As mobile carriers invade their space, channel pros weigh their options.
By Sandra Gittlen
November 30, 2012
AT&T, Sprint, Verizon. As mobile carriers burrow beyond telecom deep into the SMB IT services market, channel professionals such as Jim Harryman, president of Kinetic Technology Group, are taking notice and working on countermoves to protect their turf.
“Managed service providers and IT outsourcers that are unprepared for this [market change] will create an up-for-grabs scenario for themselves,” says Harryman, whose Dallas-based firm specializes in managing Apple environments.
Since the release of the first iPhone in 2007, Kinetic has offered its clients mobile device management (MDM), which, along with cloud computing, are highly attractive services the mobile carriers have latched onto.
SMBs are a lucrative target for telcos and service providers. By 2015, their consumption of public cloud services will make up 65 percent of an anticipated $40 billion to $50 billion market, according to a McKinsey & Company paper published last summer, Winning in the SMB Cloud: Charting a Path to Success.
Already, companies such as AT&T, Sprint, and Verizon have made “significant investments in building out cloud infrastructure capabilities … through aggressive acquisition of capacity and greenfield buildouts,” the McKinsey paper states.
In August, AT&T introduced its SMB-targeted MDM platform with remote security such as device wipe, lock, and encryption. Sprint, also in recent months, debuted new SMB services, including a cloud package that provides end-to-end migration of extended Office environments and a SaaS-based “bring your own device” management tool. Verizon Business features IT support via Best Buy’s Geek Squad, MDM services via a partnership with FiberLink’s MaaS360 platform, and “Computing as a Service” via its Terremark cloud architecture.
So should these seemingly aggressive moves concern or motivate channel professionals? Harryman tells his peers to get ahead of, if not on, the mobile carrier bus. IT services firms should either establish or strengthen their carrier partnerships, he advises. “We’ve worked with AT&T and Verizon on providing Internet service and I expect we’ll be able to leverage those relationships going forward. That would be the smart thing to do,” he insists.
Harryman also suggests defining your core business. While it’s easy to want to offer clients everything under the sun, including cloud computing, sometimes offloading that to a third party enables you to hone your areas of expertise. As an example, Kinetic at one time started to build out its cloud to support client email and other hosted services. But as Amazon, Rackspace, and similar cloud platforms have matured, Kinetic has relied more heavily on them. “Our company only has 10 employees; I’m not looking to support a huge cloud infrastructure,” he says.

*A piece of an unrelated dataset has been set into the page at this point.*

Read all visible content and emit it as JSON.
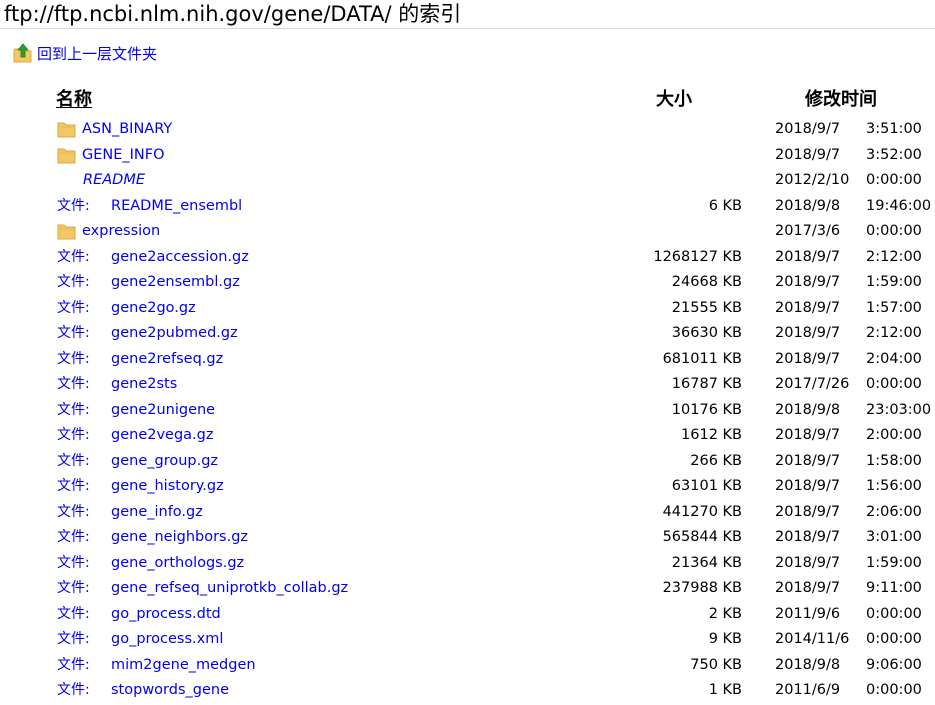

“We’re a little past the point in the world where we get either competitors or partners; it’s not that black and white.” Bill Lucchini, COO, OnForce
At Lexington, Mass.-based OnForce, an on-site IT services firm, the feeling is similar. “We’re a little past the point in the world where we get either competitors or partners; it’s not that black and white,” says OnForce COO Bill Lucchini.
Successful channel professionals, he says, will be those who can navigate both sides. For instance, AT&T already uses OnForce’s national network of 100,000 registered technicians for local work orders. Lucchini hopes that relationship will continue as AT&T seeks support for its new business services. Simultaneously, OnForce has its own clients signed up for services such as MDM.
Some channel professionals worry that the carriers will win on price because they can bundle services for existing customers or offer rock-bottom introductory offers to new customers. But Harryman and Lucchini believe local expertise will reign supreme. “National providers are great with simple services, but they have a difficult time responding to the detailed needs of SMBs,” Lucchini says.